Street Fighter II returns in style and on the game starved Nintendo Switch. Not a lot to hate about this title, though the price is a bit of a concern.
I’m an enormous fan of Street Fighter II. I wet my beak on fighting games with SFII when it arrived in arcades in the early 90s and remember spending an entire date (I was lame) playing it in Aladdin’s Castle in Maryland. It was fascinating, engaging and it took skill to master. No, seriously. Skill. Anyway, fast forward about a bajillion versions of it, and more than a few actual sequels, and you have the experience right back at the beginning with Ultra Street Fighter II: The Final Challengers. Fun? Definitely. Lots of options? Of course. Worth the $39.99 price? Not entirely sure that price matches the package.
There isn’t much that changed in this Street Fighter II release when it comes to initial gameplay, though you do get all the SFII characters and updated graphics with this title. Aside from the latter mentioned additions, Ultra Street Fighter II – The Final Challengers still has the Street Fighter II intact from 1991, which is fine because you don’t want to mess with an arcade classic. It would be incredibly dumb to do so. If you’re expecting to get the Street Fighter II you know and love, then you won’t be disappointed by any facet of the release, as the game is just as cool and fun as the original.
That said, while the single player game is still the same, the controls can be suspect with this release. There seems to be a little bit of an issue with jumping north (up/down) rather than northwest/east (towards your enemy) when you play. Outside of price, this is the biggest glaring issue with the game that I found. While it’s certainly bearable, it can get frustrating when you’re trying to continue a forward onslaught of your enemy. I’m not certainly whether it is the analog stick or the user (me), but whatever the case, it is something that occurs a lot during gameplay. It can get frustrating and certainly bring the worst side of you out during gameplay.This brings the gameplay experience down a bit. Other than the problem, the comfort of controls and how they react are still very much on par with the original gameplay. If you can forgive this a bit, then you’re going to be happy with the feel of the game. Maybe the classic controller alleviates this issue, but the Joy-Con controllers certainly bring it out.
Controls aside, you do get some new additions to the game, which haven’t previously seen the light of day. Here’s the new stuff you’re getting.
Co-Op Battle: This is a concept borrowed from the newer versions of the SF series, specifically the ones involving Marvel characters. The twist here is that you can play WITH your friend using multiple characters, rather than playing against them. That is new and it’s a blast, especially when you have a nine year old son whom has never played the series before. Spoiler alert, he loves it now. I like this addition to the game, as it does bring some elements of teamwork instead of smack talk PvP.

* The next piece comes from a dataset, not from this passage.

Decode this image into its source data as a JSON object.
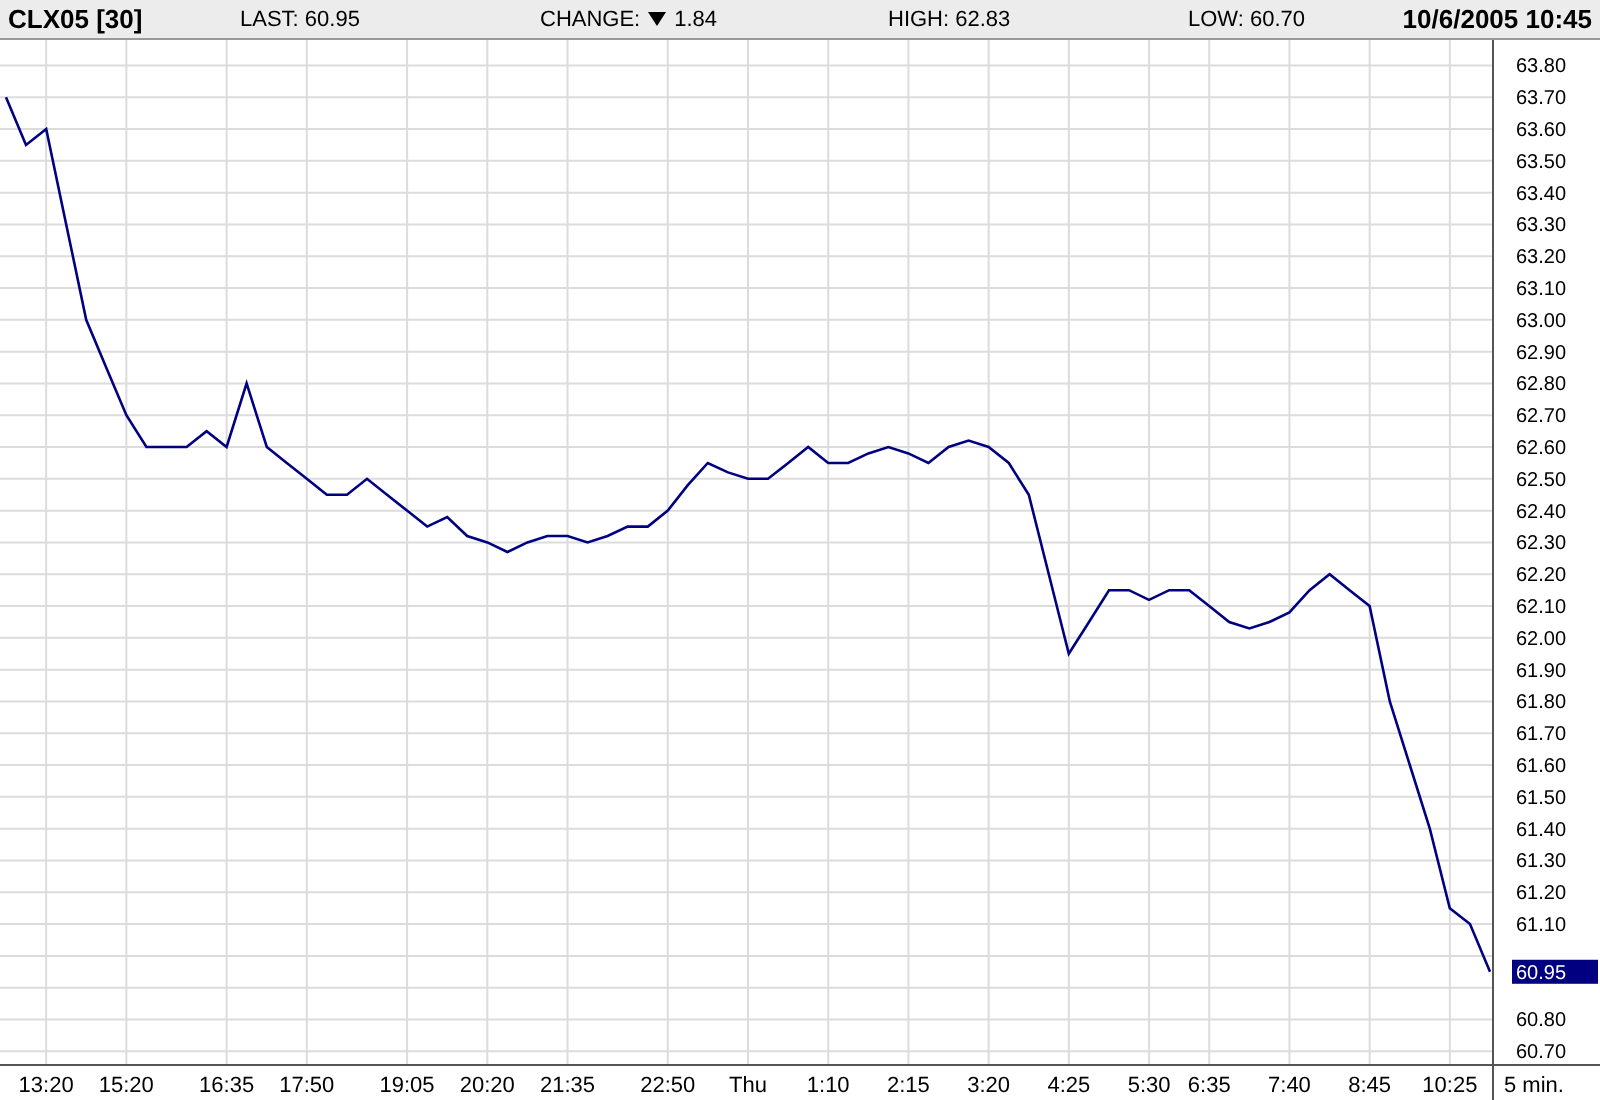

“Way of the Hado”: If you have to make a different experience, then there’s no better way than to do it in first-person — especially if you’re traditionally a 2D game or third-person. Ask Rockstar how that worked out with GTA V (it worked out well). With this SFII the inclusion of the first-person perspective certainly is a different take. The game mode relies on the Joy-Con controllers, as well as you arm strength, to drive everything. Want to throw a fireball? You can with a little bit of mutual motion from your arms. Want to do an uppercut? You can do that as well. The concept is absolutely cool.
Now, while the experience is neat and I love seeing my son move/groove when he tries to play it, the overall functionality is a little clunky. Sometimes the moves hit perfectly, while other times the Nintendo Switch doesn’t read what you’re doing. It is literally hit or miss, which is fine when you’re expecting it. Regardless, it’s good exercise, though, which is something some of us writers really need. As for a dependable functional mode, not so much. It is a good chance they took, though, so give them some props.
The two modes help the overall SFII experience a little bit, but mostly I suspect that people will play this game for the classic mode of play, and there isn’t anything wrong with that at all. Outside of the above modes, you can switch between classic/modern look of the game and play with a color palette to customize your character to your liking. While it sounds simple, the customization is very much a welcomed addition to the title. It brings out the coolest and funniest renditions of costumes.
Ultimately, you’re going to get the Street Fighter II experience that you want from this title. I think that is the biggest plus in the entire package. I haven’t played Street Fighter II in a long, long, long time, so it was nice returning to the ‘old reliable’ when it comes to needing a reminder of what a superb fighting game looks like. Sometimes fighting games lose that fun.
Having said all this, the biggest issue I have with the game is price. I’m not sure that a remastered version of a game released in 1991, even with new modes and all its characters, is worth $39.99. That’s the price of a new game with new features. I think that if Capcom had brought this out at $19.99, then you would have a deal. I would pay $20 for this game and its new modes. It would be a fair price. As it stands, what you get doesn’t justify the price tag. No disrespect meant for the masterpiece, as it is priceless, but it just doesn’t make much sense